So how exactly does the system work? There are two ways, actually. The first method involves a touch-based mechanism. Drivers would simply touch the steering wheel as per usual, and a built-in touch detector centered around the steering wheel would use an infrared scanner to analyze the topmost layer of the driver’s skin. This scanner would then report the chemical concentration of alcohol in the driver’s body back to the car. If the blood alcohol concentration (BAC) is above the legal 0.8-percent blood-alcohol level, the car won’t start.
The second method makes use of a breath-based mechanism. The breath-based system is, of course, more hands off, and it wouldn’t require a deep inhale and exhale into a tube. Rather, the system would be more of an ultra-sensitive breathalyzer that makes use of an infrared beam of light to gather data on the driver’s BAC level. The gathered data passes through a different series of protocols to report the final BAC level to the car, but the concept is very much the same: a BAC of 0.8 percent or more, and the car won’t start.
Both systems are designed to be as unobtrusive as possible, putting them a step above cars with built-in breathalyzers.

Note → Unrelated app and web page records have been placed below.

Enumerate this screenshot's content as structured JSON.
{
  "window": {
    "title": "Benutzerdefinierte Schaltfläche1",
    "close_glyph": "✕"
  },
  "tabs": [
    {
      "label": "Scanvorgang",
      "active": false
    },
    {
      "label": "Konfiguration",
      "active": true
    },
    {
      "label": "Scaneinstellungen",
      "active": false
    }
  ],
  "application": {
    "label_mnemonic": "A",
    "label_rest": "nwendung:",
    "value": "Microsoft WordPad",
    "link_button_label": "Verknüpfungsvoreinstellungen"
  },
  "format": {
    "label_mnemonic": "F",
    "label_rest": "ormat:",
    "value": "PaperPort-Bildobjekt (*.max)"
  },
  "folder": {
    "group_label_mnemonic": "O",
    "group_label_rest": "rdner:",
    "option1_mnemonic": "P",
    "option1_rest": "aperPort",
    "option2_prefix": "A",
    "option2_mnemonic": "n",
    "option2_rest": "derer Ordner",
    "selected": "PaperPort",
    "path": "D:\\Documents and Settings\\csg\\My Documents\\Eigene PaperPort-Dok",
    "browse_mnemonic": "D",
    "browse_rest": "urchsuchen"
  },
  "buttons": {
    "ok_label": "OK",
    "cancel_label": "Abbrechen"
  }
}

The touch-based in-car drunk detection system is currently being developed by Swedish automotive supplier Autoliv, while the breath-based system is being developed by Japanese supplier Takata. Looking into the future, it looks as though these systems won’t be available for cars for at least another five years. NHTSA has outlined a five-year testing period for the DADDS system, after which it plans to send them over to the market as soon as possible. Still for NHTSA to sort out: whether these systems would be an infringement to personal freedom, and the still-very real possibility of the system producing a false reading.